The range will be complemented by smaller, more exclusive brands that put a high value on quality and craftsmanship, such as Denham the Jeanmaker and AG Adriano Goldschmied, which are a real hit with denim lovers prepared to spend a little bit more. And there are also companies such as the shoemaker Redwings, the British dufflecoat specialist Gloverall and Amor Lux, the label behind the blue and white striped Breton fisherman's shirt, which take pride in not following every fashion trend but offer real classics.
At Bread & Butter you see everything that appears a few months later in the trendy shops around Hackescher Markt. It makes sense that Karl-Heinz Müller runs his own shop 14oz. there.
But Bread & Butter wasn’t born in Berlin. It was founded in Cologne in 2001 by Karl-Heinz Müller. Nobody would have predicted that it would be as big and as important as it is now. The tradefair started off as an „offshow for selected brands“ that had to find its niche in the shadow of the Interjeans tradefair which dominated the scene back then.
That was when Bread & Butter began its victorious journey and nobody talks about Interjeans anymore. But it didn’t stay in Cologne. Müller moved his tradefair to Berlin after three seasons and made its debut in the capital in January 2003. Even back then it was located at a very special place: the listed former Siemens cable factory in Spandau. Big international brands have been showing at the tradefair right from the start and are still part of it today. A fashion show this big was a novelty for Berlin, especially when Berlin’s fashion week didn’t even exist yet. Based on its success the organisers decided to move their headquarters to Berlin.
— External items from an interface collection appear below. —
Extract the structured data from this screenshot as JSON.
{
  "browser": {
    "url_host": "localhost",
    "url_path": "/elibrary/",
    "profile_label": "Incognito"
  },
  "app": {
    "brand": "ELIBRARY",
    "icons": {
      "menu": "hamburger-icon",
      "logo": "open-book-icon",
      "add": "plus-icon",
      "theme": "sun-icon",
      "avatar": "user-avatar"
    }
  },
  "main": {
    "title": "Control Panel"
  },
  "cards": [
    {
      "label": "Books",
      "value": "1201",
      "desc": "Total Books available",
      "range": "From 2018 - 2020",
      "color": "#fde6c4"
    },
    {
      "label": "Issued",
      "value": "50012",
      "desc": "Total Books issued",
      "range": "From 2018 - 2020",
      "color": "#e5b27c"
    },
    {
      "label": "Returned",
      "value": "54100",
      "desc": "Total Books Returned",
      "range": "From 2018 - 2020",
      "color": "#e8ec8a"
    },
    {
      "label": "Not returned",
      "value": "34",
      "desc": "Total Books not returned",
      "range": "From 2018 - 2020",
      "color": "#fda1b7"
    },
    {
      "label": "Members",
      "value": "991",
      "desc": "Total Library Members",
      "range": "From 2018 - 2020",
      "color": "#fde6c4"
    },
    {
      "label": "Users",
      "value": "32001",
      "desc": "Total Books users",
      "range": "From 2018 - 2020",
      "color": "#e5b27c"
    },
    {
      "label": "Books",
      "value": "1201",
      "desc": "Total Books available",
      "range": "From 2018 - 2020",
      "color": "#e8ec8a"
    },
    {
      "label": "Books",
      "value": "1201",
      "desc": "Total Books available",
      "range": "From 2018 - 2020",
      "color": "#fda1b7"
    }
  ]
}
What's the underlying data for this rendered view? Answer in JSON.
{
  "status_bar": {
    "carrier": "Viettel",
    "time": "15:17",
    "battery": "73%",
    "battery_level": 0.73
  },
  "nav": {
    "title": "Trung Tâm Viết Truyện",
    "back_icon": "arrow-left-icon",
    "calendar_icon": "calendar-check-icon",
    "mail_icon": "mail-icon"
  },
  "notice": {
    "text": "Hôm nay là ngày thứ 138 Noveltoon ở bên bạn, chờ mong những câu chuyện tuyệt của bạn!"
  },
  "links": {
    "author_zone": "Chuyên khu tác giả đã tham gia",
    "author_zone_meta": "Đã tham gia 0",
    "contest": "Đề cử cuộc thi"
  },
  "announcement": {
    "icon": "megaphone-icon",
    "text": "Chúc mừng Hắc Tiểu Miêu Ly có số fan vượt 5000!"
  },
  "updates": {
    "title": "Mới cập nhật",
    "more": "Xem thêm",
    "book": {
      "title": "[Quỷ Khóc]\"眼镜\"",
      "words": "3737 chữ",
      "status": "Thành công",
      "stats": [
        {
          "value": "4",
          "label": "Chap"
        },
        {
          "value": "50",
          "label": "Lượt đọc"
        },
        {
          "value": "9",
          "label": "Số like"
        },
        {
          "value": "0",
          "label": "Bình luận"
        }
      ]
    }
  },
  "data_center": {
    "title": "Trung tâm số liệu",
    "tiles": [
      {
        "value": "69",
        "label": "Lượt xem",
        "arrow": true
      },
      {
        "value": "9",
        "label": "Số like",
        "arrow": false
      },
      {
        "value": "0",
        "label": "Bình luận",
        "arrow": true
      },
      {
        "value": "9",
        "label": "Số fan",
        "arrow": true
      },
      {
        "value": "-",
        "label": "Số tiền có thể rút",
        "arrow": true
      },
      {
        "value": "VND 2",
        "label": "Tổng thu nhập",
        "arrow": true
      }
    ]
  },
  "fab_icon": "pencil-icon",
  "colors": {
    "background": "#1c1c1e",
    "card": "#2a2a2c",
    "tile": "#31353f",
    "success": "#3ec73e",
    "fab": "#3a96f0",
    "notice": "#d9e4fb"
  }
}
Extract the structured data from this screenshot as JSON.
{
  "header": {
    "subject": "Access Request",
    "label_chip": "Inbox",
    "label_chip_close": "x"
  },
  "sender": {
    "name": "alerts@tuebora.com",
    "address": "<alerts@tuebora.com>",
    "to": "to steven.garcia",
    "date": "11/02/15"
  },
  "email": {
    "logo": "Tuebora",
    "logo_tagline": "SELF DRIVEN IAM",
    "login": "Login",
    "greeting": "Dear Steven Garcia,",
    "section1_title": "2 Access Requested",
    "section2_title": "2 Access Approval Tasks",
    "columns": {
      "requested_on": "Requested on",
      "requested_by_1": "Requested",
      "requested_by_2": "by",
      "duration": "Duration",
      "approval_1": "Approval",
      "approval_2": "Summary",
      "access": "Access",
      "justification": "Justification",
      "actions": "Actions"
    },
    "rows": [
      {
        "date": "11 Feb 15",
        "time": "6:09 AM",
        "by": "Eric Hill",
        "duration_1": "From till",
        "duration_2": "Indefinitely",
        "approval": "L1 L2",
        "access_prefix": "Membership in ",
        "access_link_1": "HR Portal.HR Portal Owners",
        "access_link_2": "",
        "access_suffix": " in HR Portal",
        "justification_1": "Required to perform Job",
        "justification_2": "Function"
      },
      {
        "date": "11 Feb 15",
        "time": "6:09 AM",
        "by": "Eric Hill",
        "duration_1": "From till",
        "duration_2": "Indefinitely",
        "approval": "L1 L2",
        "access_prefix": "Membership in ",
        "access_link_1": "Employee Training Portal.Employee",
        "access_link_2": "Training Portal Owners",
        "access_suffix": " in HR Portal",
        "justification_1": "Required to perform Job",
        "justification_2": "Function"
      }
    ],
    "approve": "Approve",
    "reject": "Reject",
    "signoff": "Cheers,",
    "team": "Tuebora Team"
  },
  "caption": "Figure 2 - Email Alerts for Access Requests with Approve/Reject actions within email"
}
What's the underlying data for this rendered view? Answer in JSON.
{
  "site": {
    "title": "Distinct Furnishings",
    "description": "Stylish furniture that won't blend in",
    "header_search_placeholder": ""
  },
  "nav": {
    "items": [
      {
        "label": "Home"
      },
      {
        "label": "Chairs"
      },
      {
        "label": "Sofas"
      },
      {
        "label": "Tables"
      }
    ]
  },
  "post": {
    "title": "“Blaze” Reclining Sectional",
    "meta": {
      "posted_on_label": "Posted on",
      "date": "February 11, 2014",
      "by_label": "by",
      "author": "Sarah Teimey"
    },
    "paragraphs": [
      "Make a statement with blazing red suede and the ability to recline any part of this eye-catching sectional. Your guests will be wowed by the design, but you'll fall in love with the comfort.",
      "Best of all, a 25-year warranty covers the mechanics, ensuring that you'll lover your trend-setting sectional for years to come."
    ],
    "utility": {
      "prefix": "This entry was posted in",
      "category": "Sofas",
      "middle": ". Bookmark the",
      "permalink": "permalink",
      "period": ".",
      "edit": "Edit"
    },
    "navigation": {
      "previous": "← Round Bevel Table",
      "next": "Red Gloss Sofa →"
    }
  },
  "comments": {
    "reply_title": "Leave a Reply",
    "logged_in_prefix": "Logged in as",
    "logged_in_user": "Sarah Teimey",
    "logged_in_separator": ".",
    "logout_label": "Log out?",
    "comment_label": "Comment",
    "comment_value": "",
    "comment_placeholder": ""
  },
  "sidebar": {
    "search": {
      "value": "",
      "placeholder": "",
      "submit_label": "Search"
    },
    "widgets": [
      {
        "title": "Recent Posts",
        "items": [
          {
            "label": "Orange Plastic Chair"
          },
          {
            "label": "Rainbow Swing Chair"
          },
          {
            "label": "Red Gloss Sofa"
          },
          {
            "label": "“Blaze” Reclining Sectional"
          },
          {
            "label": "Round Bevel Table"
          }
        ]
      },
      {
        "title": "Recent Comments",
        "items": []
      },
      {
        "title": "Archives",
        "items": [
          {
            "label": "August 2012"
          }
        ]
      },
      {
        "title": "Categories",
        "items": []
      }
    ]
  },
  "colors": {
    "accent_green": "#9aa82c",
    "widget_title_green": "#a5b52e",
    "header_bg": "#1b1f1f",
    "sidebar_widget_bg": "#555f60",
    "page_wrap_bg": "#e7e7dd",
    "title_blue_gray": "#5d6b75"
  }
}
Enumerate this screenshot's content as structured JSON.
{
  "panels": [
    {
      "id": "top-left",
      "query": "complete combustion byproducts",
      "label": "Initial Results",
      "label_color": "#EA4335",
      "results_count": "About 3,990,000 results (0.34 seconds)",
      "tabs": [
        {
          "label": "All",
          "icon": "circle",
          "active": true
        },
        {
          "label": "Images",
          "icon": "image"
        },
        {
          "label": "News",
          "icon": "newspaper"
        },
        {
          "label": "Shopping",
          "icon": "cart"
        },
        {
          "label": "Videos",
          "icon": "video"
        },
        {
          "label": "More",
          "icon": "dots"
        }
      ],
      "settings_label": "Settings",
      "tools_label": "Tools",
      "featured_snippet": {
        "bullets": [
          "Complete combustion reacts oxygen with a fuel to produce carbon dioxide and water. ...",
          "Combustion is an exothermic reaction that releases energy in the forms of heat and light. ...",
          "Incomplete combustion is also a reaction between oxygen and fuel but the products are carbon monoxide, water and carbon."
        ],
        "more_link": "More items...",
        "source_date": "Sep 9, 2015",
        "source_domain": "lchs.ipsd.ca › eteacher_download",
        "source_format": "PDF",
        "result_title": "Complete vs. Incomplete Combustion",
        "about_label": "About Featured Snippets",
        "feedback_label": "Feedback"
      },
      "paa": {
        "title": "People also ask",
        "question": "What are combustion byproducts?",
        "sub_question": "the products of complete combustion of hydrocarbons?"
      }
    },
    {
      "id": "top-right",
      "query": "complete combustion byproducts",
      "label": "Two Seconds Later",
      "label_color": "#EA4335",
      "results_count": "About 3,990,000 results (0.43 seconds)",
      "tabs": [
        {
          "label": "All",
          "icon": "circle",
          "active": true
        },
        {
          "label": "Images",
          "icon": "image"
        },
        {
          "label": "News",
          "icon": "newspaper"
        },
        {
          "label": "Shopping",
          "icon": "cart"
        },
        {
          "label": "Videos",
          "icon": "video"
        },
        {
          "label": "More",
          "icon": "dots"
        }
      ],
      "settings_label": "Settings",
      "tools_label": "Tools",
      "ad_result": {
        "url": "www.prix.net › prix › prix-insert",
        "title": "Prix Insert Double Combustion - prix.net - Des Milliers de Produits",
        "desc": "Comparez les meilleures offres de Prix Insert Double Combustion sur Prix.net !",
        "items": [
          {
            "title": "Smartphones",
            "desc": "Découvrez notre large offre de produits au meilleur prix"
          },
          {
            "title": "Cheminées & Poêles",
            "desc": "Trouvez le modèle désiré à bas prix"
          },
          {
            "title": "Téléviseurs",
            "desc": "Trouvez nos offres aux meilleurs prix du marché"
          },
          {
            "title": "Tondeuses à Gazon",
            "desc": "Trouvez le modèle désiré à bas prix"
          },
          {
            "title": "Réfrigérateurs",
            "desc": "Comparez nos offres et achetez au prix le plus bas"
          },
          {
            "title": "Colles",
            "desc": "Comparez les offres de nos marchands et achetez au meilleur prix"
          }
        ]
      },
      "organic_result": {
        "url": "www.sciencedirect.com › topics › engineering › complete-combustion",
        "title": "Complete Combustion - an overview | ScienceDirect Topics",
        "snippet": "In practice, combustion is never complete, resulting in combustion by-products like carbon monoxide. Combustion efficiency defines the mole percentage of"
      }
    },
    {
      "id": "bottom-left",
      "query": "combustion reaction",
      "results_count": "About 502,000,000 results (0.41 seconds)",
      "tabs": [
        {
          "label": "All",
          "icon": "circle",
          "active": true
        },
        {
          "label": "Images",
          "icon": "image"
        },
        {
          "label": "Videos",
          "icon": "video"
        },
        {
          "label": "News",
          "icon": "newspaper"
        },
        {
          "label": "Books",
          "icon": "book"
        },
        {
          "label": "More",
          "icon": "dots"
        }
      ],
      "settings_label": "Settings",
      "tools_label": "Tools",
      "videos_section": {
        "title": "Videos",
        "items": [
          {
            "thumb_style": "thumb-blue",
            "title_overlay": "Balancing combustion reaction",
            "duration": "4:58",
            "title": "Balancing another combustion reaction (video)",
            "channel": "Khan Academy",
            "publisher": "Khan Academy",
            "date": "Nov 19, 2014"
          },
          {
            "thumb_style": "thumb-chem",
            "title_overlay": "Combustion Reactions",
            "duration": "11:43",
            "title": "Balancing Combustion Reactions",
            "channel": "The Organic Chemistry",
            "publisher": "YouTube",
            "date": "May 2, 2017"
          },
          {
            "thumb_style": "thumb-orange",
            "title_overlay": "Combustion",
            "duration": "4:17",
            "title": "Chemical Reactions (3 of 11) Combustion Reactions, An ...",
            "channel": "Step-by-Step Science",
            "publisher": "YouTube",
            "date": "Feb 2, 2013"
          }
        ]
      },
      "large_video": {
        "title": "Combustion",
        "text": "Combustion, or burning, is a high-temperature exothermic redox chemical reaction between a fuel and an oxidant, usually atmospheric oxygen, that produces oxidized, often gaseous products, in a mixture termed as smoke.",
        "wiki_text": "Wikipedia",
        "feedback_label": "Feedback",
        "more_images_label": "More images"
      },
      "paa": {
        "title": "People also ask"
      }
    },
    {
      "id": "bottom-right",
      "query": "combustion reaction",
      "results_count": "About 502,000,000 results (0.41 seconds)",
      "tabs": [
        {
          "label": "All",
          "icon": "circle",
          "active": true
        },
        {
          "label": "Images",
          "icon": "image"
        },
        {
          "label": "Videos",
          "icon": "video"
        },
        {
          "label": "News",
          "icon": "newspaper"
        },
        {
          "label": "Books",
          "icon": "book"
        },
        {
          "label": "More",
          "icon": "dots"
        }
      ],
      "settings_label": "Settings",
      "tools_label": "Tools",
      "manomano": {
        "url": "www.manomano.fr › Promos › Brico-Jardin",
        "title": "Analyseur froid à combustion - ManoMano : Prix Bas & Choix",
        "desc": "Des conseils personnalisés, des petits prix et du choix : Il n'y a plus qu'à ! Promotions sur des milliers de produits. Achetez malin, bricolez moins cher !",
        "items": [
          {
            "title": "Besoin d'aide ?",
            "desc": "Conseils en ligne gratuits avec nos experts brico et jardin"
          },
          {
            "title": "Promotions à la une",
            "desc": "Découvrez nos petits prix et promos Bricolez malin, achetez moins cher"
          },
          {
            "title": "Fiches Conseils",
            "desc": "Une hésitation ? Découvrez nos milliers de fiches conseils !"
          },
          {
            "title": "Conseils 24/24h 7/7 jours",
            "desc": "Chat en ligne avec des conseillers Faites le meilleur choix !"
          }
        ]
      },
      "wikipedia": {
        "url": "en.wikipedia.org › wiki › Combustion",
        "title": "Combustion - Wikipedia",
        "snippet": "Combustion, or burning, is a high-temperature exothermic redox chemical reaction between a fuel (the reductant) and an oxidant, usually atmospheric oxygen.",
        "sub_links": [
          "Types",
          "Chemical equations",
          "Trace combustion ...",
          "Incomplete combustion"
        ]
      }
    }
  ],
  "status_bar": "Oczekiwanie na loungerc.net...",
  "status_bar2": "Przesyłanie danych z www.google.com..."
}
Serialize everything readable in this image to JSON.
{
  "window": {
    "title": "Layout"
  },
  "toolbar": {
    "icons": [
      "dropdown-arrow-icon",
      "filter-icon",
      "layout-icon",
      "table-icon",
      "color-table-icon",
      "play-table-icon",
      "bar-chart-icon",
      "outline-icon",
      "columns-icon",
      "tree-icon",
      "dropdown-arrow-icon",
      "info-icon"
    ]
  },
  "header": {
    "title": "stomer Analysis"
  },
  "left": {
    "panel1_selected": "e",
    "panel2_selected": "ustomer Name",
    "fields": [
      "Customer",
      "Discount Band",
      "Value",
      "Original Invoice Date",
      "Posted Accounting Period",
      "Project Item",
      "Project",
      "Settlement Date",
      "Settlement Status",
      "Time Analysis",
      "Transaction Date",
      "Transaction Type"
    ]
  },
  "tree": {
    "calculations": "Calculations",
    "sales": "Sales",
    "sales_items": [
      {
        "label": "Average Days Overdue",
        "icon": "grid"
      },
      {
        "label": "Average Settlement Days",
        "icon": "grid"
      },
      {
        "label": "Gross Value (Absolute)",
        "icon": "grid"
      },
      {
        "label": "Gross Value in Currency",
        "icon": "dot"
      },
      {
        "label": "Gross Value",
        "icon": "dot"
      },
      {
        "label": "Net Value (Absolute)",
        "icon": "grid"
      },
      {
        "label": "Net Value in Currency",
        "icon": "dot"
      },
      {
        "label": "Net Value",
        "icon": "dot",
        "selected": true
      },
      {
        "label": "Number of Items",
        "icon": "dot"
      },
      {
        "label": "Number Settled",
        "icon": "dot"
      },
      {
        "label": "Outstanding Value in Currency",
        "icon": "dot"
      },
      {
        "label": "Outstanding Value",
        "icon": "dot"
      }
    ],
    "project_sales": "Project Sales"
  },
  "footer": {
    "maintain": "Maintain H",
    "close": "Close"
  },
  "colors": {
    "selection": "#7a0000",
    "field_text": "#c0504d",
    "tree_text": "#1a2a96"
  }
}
The tradefair grew rapidly in the following season – 42,000 visitors made the rather long and complicated trip to Spandau and it was pushed to the limit of its capacity. The management had to think of an alternative. The result was that from summer 2005 there were two Bread & Butter events, one in Barcelona and one in Berlin.
But the idea of having locations in both northern and southern Europe didn't add up. While the Catalan event flourished and reached a peak of over 50,000 visitors, the interest in the Berlin show died away to such an extent that the organisers decided to concentrate solely on Barcelona at the beginning of 2007’s summer season. Bread & Butter celebrated a number of very successful shows there and ultimately established itself as the leading international tradefair in the business.
But Karl-Heinz Müller came back to Berlin. He said the decision was because of the „demands of the market“ – but he has always been connected to Berlin not just as his place of residence, but where he does business as well. During the Barcelona years the company’s headquarters stayed in Berlin.
Besides the economic reasons – and the growing appeal of Berlin – there was another quite spectacular reason for his return home: the possibility of using the huge, empty halls of the recently closed Tempelhof airport. It was a fitting frame for a tradefair where not only numbers count but where the emotional experience also matters.
The Berlin Senate wanted to find an appropriate use for the building and the tradefair met its criteria, so both parties would benefit from the arrangement. The agreement with Bread & Butter led to new equipment in the halls and an infrastructure that meant that it could also be used for other events.
The tradefair worked with with many local companies during this process. The best example is the collaboration with the renowned modular furniture company System 180. They designed a functional as well as aesthetically pleasing temporary wall construction to enclose the space beneath the porch roof during winter events.
Berlin has won the hosting of an event which has an excellent reputation within the industry and which attracts fashion experts from all over the world. They spend a lot of money here, but what is invaluable is that they take an image of Berlin as a progressive fashion metropolis with its very own character back home with them.